MSEAS did much, much more than the average economics conference to stimulate debate and to provoke creative ideas. I much enjoyed the open and creative atmosphere that brought together people from fields as diverse as biology, economics, and anthropology. As far as I have seen in all discussions people were very open and respectful to each other’s views. Which is different from what I have seen in some of the more disciplinary or conservation-oriented conferences. Oh, and getting a cartoonist capture the sessions was an excellent move. He was not just funny, he actually contributed to the debate and gave us fresh new insights. More input from artists next time please!

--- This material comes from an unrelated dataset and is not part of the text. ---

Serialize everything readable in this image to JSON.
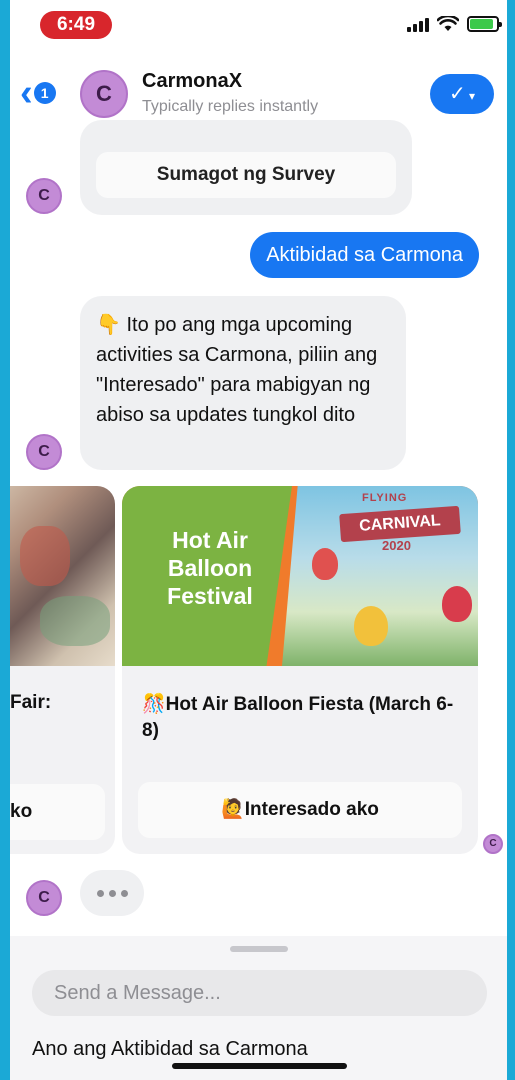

|Beth Fulton on people’s trust in models|
Boy, do I envy this generation of young researchers working in this field. The Young Researchers Workshops gave them the chance to pose questions to more experienced researchers in the field on all kinds of issues. (I felt to old to ask a question and too young to answer one.) I wish EAERE had this when I did my PhD!
From the presentations and keynote lectures I got the overall impression that there is a particular need for social indicators (other than economic ones, and employment), analyses of governance and institutions, and further integration of the whole range of issues in analyses and assessments. The topics were clearly skewed towards fisheries, which is a shame given the growing importance of other sectors, but also understandable given that this was an initiative by people within the ICES network. I was somewhat surprised to notice that there was not a single cost-benefit analysis, especially considering that the OECD’s Ocean Economy report explicitly calls for more cost-benefit analyses of ocean management.
|Shame she wasn’t there second
time I visited the Océanopolis
I was particularly enthusiastic about some of the qualitative research that shone a new light on economic analyses. Edwin van Helmond presented an analysis of Dutch fisher behaviour where interviews with fishers helped resolve a number of puzzles in the data that statistical analysis could never have solved. Matthias Kokorsch presented the results of a series of interviews he did with Icelandic fishers on the effects of the tradable quota system in that country.
Slow sessions are just not my thing. I went to the Sunday session in the Tara Inn: there were loads of people, the atmosphere was great, but the music just did not appeal to me. It’s not the pace: there’s nothing wrong with playing a bit slower if you can’t keep up with the standard speed. In fact it’s better than playing above your level! But the playing was sloppy. Luckily I did get the chance to see some of the local traditions at the very last evening at a Fest Deiz!